Q: How did you come up with the idea for Time’s a Thief and for your main character, Chess?

A: First, thank you for this interview—it’s beautiful to have thoughtful readers. There were a lot of different things that smashed up together that led to this book.

One really was the experience of crossing 34th Street right after the NYPD had graduated its cadet class of 2008 and having the streets around me suddenly flooded by a sea of blue—the visual moment of that was so striking.

(I’m trying to remember which of the Kieślowski “Three Colors” trilogy, maybe “Blue,” that has this crazy thing where a group of little girls with pink water-wings suddenly runs into the frame and jumps into the pool—a sort of throwaway incursion that’s just fantastic to the eye.)

It stayed with me, the idea of a character being in an accidentally charged moment and then coming into contact with a piece of “public” information that provides a very private shock to her—in this case, the obituary of Clarice Marr, a woman who has caused the narrator so much pain, right there on the front page of The New York Times.

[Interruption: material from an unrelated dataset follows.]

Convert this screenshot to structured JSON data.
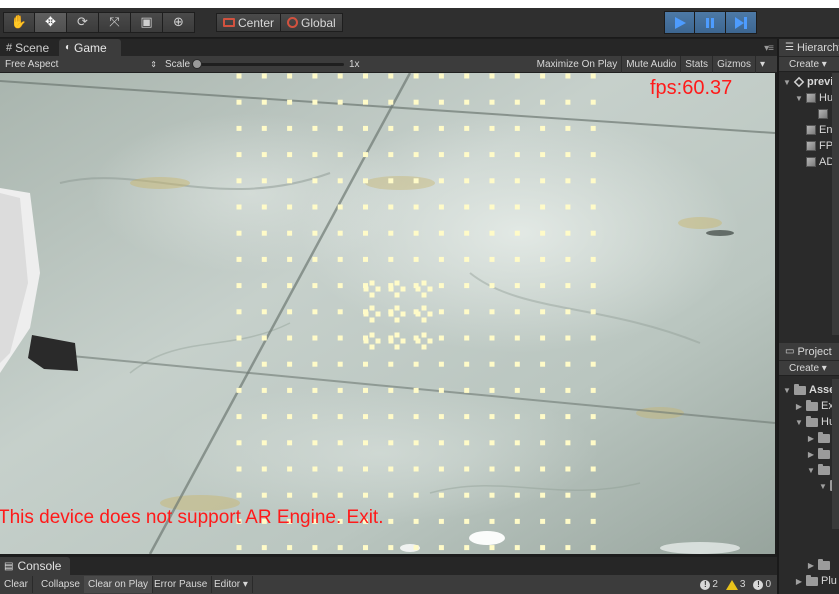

Another current was that I’d had a notion to write a sort of retelling of Brideshead Revisited in a late 20th century American context—the class outsider captivated by...[read on]
--Marshal Zeringue

Sunday, October 1, 2017

Lenora Chu

Lenora Chu's new book is Little Soldiers: An American Boy, a Chinese School, and the Global Race to Achieve. From the transcript of her Q&A with NPR's Mary Louise Kelly:

CHU: There is an element to Chinese culture where you use shame to compel behavior. And that's what I saw in this classroom. But what I did find is there are a few things the Chinese do well. And one of this is this sort of concept of eating bitter in the classroom - you know, hard work pays off in the classroom. I began finding studies that showed that in America, we're more likely to believe in talent and innate ability when it comes to performance in the classroom. And that means we're giving up on some kids because we don't believe they have what it takes.

KELLY: You're talking about a system that values effort over innate talent. Is that so very different from the emphasis that a lot of American schools are increasingly placing on effort, on instilling those values in students - call it grit?

CHU: That's right. The difference that I see is, in the U.S., you don't get universal buy-in. There's a lot of, I would say, parental revolt - when we push our kids harder, we're trying a different way to learn math. There is a fear, in part because we are afraid our kids aren't going to feel good about themselves if they can't get it. And you're not hearing Chinese parents really talk in that way. And what's interesting to me is if you look at the way we Americans look at sports, we believe in that - you know, training, getting faster, working harder contributes to results. And I feel that if we just put a little bit of that attitude into the classroom, we'd....[read on]
Visit Lenora Chu's website.

--Marshal Zeringue